By Loraine Ritchey
Publicity: first appeared in “Dancer” January 2000
Whilst you are reading this column I am still stuck in the last one. What a difference 8 short weeks can make. Because I will or have been away (depending what century you’re in) for the month of November. Two columns had to be written in October! I would like to tell you that I had planned all along to use this column to answer reader’s questions (so that I could keep last year’s resolutions) but I didn’t! The winding down of the summer Highland season coupled with Highland conferences etc. brought more mail than usual.
Maureen Petru wrote, “ I was reading back issue of “Dancer” and noticed that your bio said you dealt with publicity. What can you suggest to help my studio, not Highland by the way, top get our recitals, programs etc. covered by the media?”
The reason there are people who make a great deal of money in “media/public relations” is it isn’t an easy task. Obviously, most studios cannot afford to hire a professional. There are certain guidelines that I have found help.
First of all you must remember, “You are not the only one!” Whether it is dance, sports, theatre, or cause of the moment, everyone is vying for “free space” in the media. Free is the operative word here because any periodical, radio TV will certainly give you space with paid advertisement.
You must first “know your outlet” for an example, the local newspaper. Make a phone call; find out whom on the staff covers your area of interest, in your case dance. Check and see what their requirements for publication are, color or black and white photos. Will they accept your own or do they require their own photographers? What is their deadline? Also when submitting copy or a “media package” makes sure the text is double spaced and easy to read. Do not send pages and pages. If you can personally drop off the information to the reporter/writer do so. The journalist will then put a face to the voice making you more than just another voice at the end of the phone. Do this in plenty of time before the “deadline”. No writer etc wants to have been given information close to his or her deadline. Make sure you have someone, as well as yourself, who can speak intelligently for your studio. Make sure phone numbers are included. Reporters do not like chasing people down.
How do you stand out from every other dance studio? What makes you different? Our local media has the choice of 52 area Community Theatres (and that isn’t including the semi-professional, professional and high school productions). What makes one “Sound of Music” different from another “Sound of Music”, one “Nutcracker" from the next, one Highland exhibition from another?
You have to find your “hook”. Look at your cast; is there a human-interest story unique to your studio? Are you doing the production for a charity? Do you have a famous or quite famous person involved? Is it an inaugural season? What makes “your “ production different from the rest that the reporter/writer gets across his/her desk? Then that is what you must point up in you “media/publicity package. You must be as creative when dealing with the media, as you would choreograph a new “Dance of the Sugar Plum Fairy”.
Unless the company (media) has a reporter who specializes in dance and is somewhat knowledgeable, don’t assume that the voice on the other end of the phone has the slightest idea of what you are talking about. Highland studios will find that even a “dance reporter” will have hardly any inkling as to what Highland dance is. It has been my experience they think it is “Riverdance”

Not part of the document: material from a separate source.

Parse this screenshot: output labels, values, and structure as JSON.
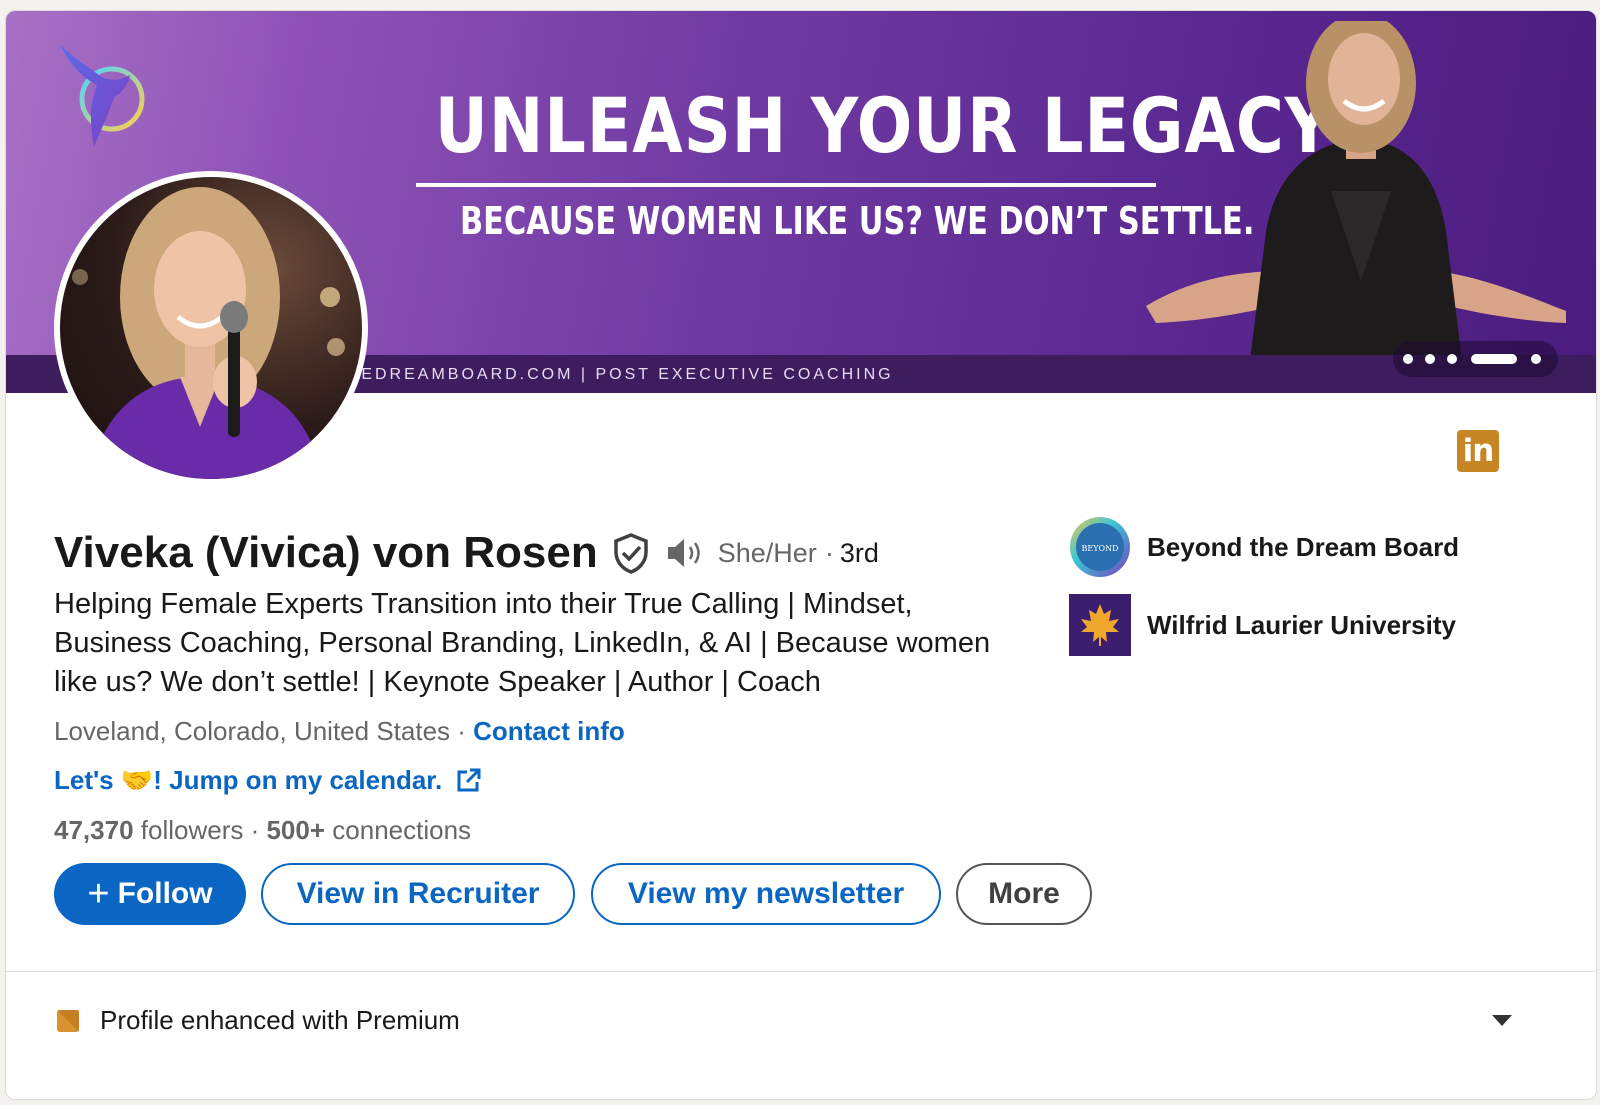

The “publicity package” should include photos. If sending to more than one newspaper in the area, make sure you send different photos to each. Newspapers, magazines if they are in competition with each other, trying to reach the same consumer base, they will not want to print the exact same photo. Should they both publish the same photo your job is going to be much harder the next time you want publicity. Tailor the photos to the newspapers requirements. Lightly write on the back of the photo the who is who in the photo, left to right. When giving the text of the publicity make sure you have covered: WHO, WHAT, WHERE, WHEN, HOW MUCH, BOX OFFICE, PHONE and CONTACT INFO

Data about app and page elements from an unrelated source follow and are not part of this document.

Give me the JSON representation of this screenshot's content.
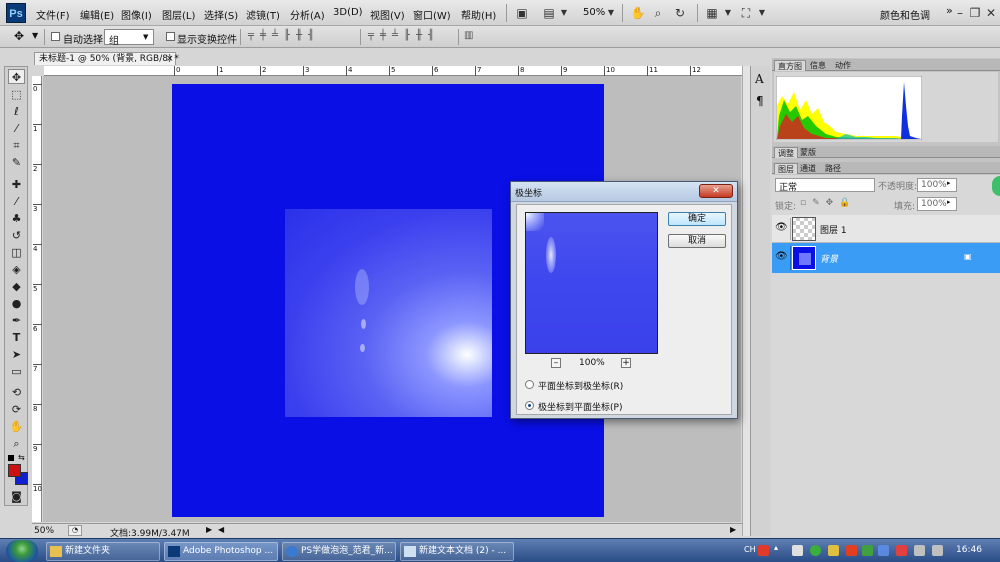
{
  "app": {
    "logo": "Ps"
  },
  "menu": [
    "文件(F)",
    "编辑(E)",
    "图像(I)",
    "图层(L)",
    "选择(S)",
    "滤镜(T)",
    "分析(A)",
    "3D(D)",
    "视图(V)",
    "窗口(W)",
    "帮助(H)"
  ],
  "menubar_right": {
    "zoom": "50%",
    "workspace": "颜色和色调"
  },
  "options": {
    "auto_select_label": "自动选择:",
    "auto_select_value": "组",
    "show_transform_label": "显示变换控件"
  },
  "document": {
    "tab_title": "未标题-1 @ 50% (背景, RGB/8) *",
    "zoom": "50%",
    "doc_info": "文档:3.99M/3.47M"
  },
  "ruler_h": [
    "0",
    "1",
    "2",
    "3",
    "4",
    "5",
    "6",
    "7",
    "8",
    "9",
    "10",
    "11",
    "12"
  ],
  "ruler_v": [
    "0",
    "1",
    "2",
    "3",
    "4",
    "5",
    "6",
    "7",
    "8",
    "9",
    "10",
    "11"
  ],
  "panels": {
    "top_tabs": [
      "直方图",
      "信息",
      "动作"
    ],
    "adjust_tabs": [
      "调整",
      "蒙版"
    ],
    "layer_tabs": [
      "图层",
      "通道",
      "路径"
    ],
    "blend_mode": "正常",
    "opacity_label": "不透明度:",
    "opacity_value": "100%",
    "lock_label": "锁定:",
    "fill_label": "填充:",
    "fill_value": "100%",
    "layers": [
      {
        "name": "图层 1",
        "selected": false
      },
      {
        "name": "背景",
        "selected": true
      }
    ]
  },
  "dialog": {
    "title": "极坐标",
    "ok": "确定",
    "cancel": "取消",
    "zoom": "100%",
    "options": [
      {
        "label": "平面坐标到极坐标(R)",
        "checked": false
      },
      {
        "label": "极坐标到平面坐标(P)",
        "checked": true
      }
    ]
  },
  "taskbar": {
    "buttons": [
      "新建文件夹",
      "Adobe Photoshop ...",
      "PS学做泡泡_范君_新...",
      "新建文本文档 (2) - ..."
    ],
    "lang": "CH",
    "clock": "16:46"
  },
  "colors": {
    "canvas": "#0a0fe6",
    "foreground": "#cc1111",
    "background": "#1020d0",
    "layer_selected": "#3b9cf5"
  }
}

You’ve either dropped off the package or mailed it. Wait a couple of days and make a follow-up phone call making sure that the reporter/writer has received the information and if there is anything else they require. Try to develop a relationship with you local media. A letter of thanks always goes down well. Speaking from personal experience there is always great interest in getting your information in print, but very few people follow-up with a thank you. The “thank you” are appreciated and remembered.
You have the interest of the reporter and sometimes they will call for an interview. One of the most important things to remember when dealing with the press, very rarely do they print the questions, just your answers. Also you must remember very few publications share the same positive philosophy as “Dancer” and it’s publisher “Owen Goldman”. If a reporter can get a little controversy in the article, it may mean they can squeak another story out of it. When you are writing for a daily periodical and it’s a slow news day, well you get my drift.
My son recently found out the hard way when giving an interview to the local media. Yes! The reporter quoted him accurately, but out of context and the readers of course were not privy to the questions asked. “That is not what I said” Well, yes he did say those things but not in the order they were printed, which gave the article a little different slant than he was striving for. Be careful! Do not be drawn into potentially controversial statements. Talk only about your studio And your production and remember anything you say may end up in print!
As always for Questions and Comments, I can be reached at
Loraine Ritchey, 1127.W. 4th Street, Lorain, Ohio, 44052.